[Dataset rows describing interfaces]
- Opening Delimiter -

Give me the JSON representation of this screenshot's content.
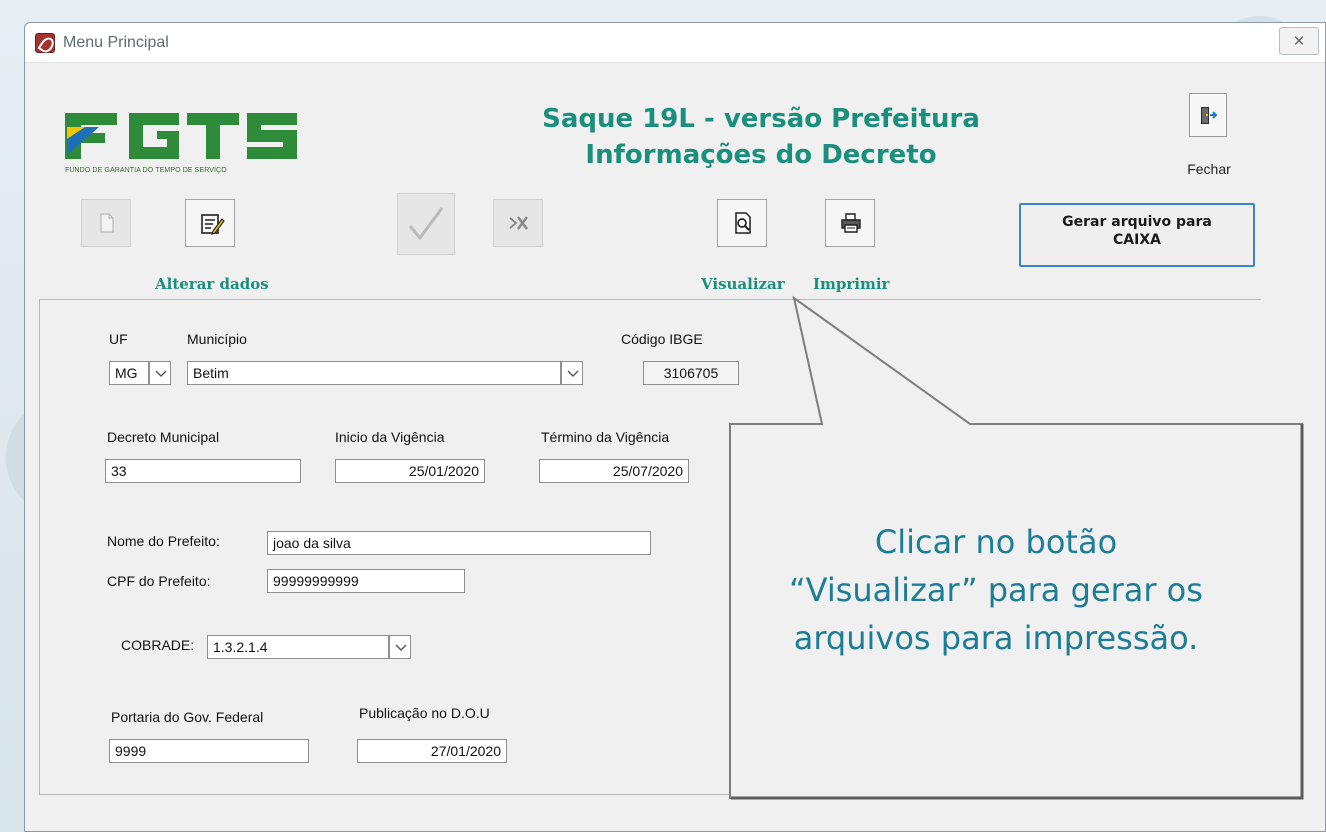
{
  "window": {
    "title": "Menu Principal",
    "close_glyph": "✕"
  },
  "logo": {
    "letters": "FGTS",
    "tagline": "FUNDO DE GARANTIA DO TEMPO DE SERVIÇO"
  },
  "header": {
    "title_line1": "Saque 19L - versão Prefeitura",
    "title_line2": "Informações do Decreto",
    "exit_label": "Fechar"
  },
  "toolbar": {
    "new_icon": "new-document-icon",
    "edit_icon": "edit-document-icon",
    "confirm_icon": "checkmark-icon",
    "cancel_icon": "cancel-edit-icon",
    "preview_icon": "print-preview-icon",
    "print_icon": "printer-icon",
    "edit_label": "Alterar dados",
    "preview_label": "Visualizar",
    "print_label": "Imprimir",
    "generate_label_line1": "Gerar arquivo para",
    "generate_label_line2": "CAIXA"
  },
  "form": {
    "uf_label": "UF",
    "uf_value": "MG",
    "municipio_label": "Município",
    "municipio_value": "Betim",
    "ibge_label": "Código IBGE",
    "ibge_value": "3106705",
    "decreto_label": "Decreto Municipal",
    "decreto_value": "33",
    "inicio_label": "Inicio da Vigência",
    "inicio_value": "25/01/2020",
    "termino_label": "Término da Vigência",
    "termino_value": "25/07/2020",
    "prefeito_label": "Nome do Prefeito:",
    "prefeito_value": "joao da silva",
    "cpf_label": "CPF do Prefeito:",
    "cpf_value": "99999999999",
    "cobrade_label": "COBRADE:",
    "cobrade_value": "1.3.2.1.4",
    "portaria_label": "Portaria do Gov. Federal",
    "portaria_value": "9999",
    "publicacao_label": "Publicação no D.O.U",
    "publicacao_value": "27/01/2020"
  },
  "callout": {
    "line1": "Clicar no botão",
    "line2": "“Visualizar” para gerar os",
    "line3": "arquivos para impressão."
  },
  "colors": {
    "accent_teal": "#1b8f7e",
    "callout_text": "#1c7e96",
    "button_focus": "#3b84c9",
    "logo_green": "#2e8b3a",
    "logo_blue": "#1e6fb8",
    "logo_yellow": "#f2c500"
  }
}
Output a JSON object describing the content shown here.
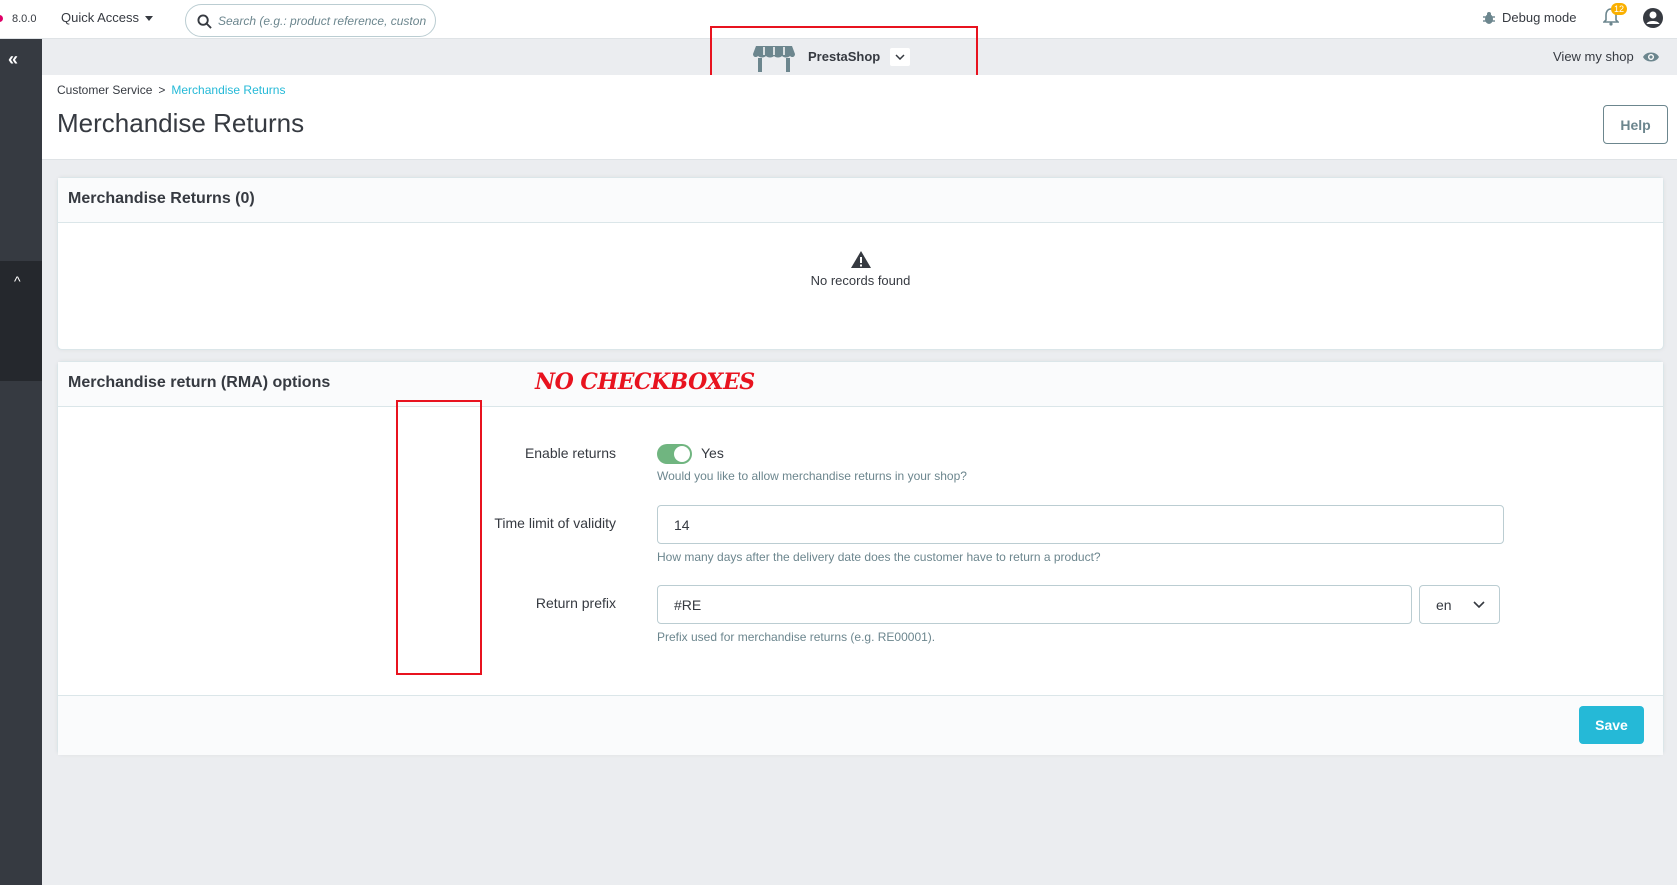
{
  "topbar": {
    "version": "8.0.0",
    "quick_access": "Quick Access",
    "search_placeholder": "Search (e.g.: product reference, custon",
    "debug_mode": "Debug mode",
    "notifications_count": "12"
  },
  "shopbar": {
    "shop_name": "PrestaShop",
    "view_my_shop": "View my shop"
  },
  "header": {
    "breadcrumb_parent": "Customer Service",
    "breadcrumb_separator": ">",
    "breadcrumb_current": "Merchandise Returns",
    "title": "Merchandise Returns",
    "help_label": "Help"
  },
  "returns_panel": {
    "title": "Merchandise Returns (0)",
    "empty_text": "No records found"
  },
  "options_panel": {
    "title": "Merchandise return (RMA) options",
    "annotation": "NO CHECKBOXES",
    "enable_returns_label": "Enable returns",
    "enable_returns_value": "Yes",
    "enable_returns_help": "Would you like to allow merchandise returns in your shop?",
    "time_limit_label": "Time limit of validity",
    "time_limit_value": "14",
    "time_limit_help": "How many days after the delivery date does the customer have to return a product?",
    "prefix_label": "Return prefix",
    "prefix_value": "#RE",
    "prefix_lang": "en",
    "prefix_help": "Prefix used for merchandise returns (e.g. RE00001).",
    "save_label": "Save"
  },
  "colors": {
    "accent": "#25b9d7",
    "toggle_on": "#70b580",
    "annotation_red": "#e8131f"
  }
}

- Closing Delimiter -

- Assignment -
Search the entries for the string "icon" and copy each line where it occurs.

- Solution -
    "new_icon": "new-document-icon",
    "edit_icon": "edit-document-icon",
    "confirm_icon": "checkmark-icon",
    "cancel_icon": "cancel-edit-icon",
    "preview_icon": "print-preview-icon",
    "print_icon": "printer-icon",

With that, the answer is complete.